• Work instructions:
Repeat the entries exactly as they appear.

[Dataset rows describing interfaces]
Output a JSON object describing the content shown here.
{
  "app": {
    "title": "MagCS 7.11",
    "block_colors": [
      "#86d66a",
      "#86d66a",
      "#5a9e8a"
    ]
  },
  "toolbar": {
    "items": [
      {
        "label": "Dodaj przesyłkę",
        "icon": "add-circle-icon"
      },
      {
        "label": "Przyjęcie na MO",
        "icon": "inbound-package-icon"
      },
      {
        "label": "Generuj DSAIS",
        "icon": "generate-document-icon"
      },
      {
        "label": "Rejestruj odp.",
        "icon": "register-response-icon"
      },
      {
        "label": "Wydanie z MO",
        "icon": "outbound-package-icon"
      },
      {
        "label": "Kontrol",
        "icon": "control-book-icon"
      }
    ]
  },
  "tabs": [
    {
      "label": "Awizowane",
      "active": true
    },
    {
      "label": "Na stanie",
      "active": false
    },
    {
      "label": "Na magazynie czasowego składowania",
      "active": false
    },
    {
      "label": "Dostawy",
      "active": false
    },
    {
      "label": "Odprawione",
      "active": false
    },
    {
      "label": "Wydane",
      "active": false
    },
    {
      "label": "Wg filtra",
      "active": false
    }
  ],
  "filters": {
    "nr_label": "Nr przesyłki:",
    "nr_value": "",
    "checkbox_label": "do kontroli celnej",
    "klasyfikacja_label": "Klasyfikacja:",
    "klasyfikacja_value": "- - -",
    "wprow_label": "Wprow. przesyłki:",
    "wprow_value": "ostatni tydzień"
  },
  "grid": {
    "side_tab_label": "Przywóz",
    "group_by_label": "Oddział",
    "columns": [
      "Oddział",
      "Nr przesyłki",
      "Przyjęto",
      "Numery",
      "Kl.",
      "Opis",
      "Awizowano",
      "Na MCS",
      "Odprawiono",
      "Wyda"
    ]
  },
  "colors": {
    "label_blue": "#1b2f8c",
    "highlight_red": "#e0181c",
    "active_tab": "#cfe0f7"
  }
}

• Your solution:
Output a JSON object describing the content shown here.
{
  "app": {
    "title": "MagCS 7.11",
    "block_colors": [
      "#86d66a",
      "#86d66a",
      "#5a9e8a"
    ]
  },
  "toolbar": {
    "items": [
      {
        "label": "Dodaj przesyłkę",
        "icon": "add-circle-icon"
      },
      {
        "label": "Przyjęcie na MO",
        "icon": "inbound-package-icon"
      },
      {
        "label": "Generuj DSAIS",
        "icon": "generate-document-icon"
      },
      {
        "label": "Rejestruj odp.",
        "icon": "register-response-icon"
      },
      {
        "label": "Wydanie z MO",
        "icon": "outbound-package-icon"
      },
      {
        "label": "Kontrol",
        "icon": "control-book-icon"
      }
    ]
  },
  "tabs": [
    {
      "label": "Awizowane",
      "active": true
    },
    {
      "label": "Na stanie",
      "active": false
    },
    {
      "label": "Na magazynie czasowego składowania",
      "active": false
    },
    {
      "label": "Dostawy",
      "active": false
    },
    {
      "label": "Odprawione",
      "active": false
    },
    {
      "label": "Wydane",
      "active": false
    },
    {
      "label": "Wg filtra",
      "active": false
    }
  ],
  "filters": {
    "nr_label": "Nr przesyłki:",
    "nr_value": "",
    "checkbox_label": "do kontroli celnej",
    "klasyfikacja_label": "Klasyfikacja:",
    "klasyfikacja_value": "- - -",
    "wprow_label": "Wprow. przesyłki:",
    "wprow_value": "ostatni tydzień"
  },
  "grid": {
    "side_tab_label": "Przywóz",
    "group_by_label": "Oddział",
    "columns": [
      "Oddział",
      "Nr przesyłki",
      "Przyjęto",
      "Numery",
      "Kl.",
      "Opis",
      "Awizowano",
      "Na MCS",
      "Odprawiono",
      "Wyda"
    ]
  },
  "colors": {
    "label_blue": "#1b2f8c",
    "highlight_red": "#e0181c",
    "active_tab": "#cfe0f7"
  }
}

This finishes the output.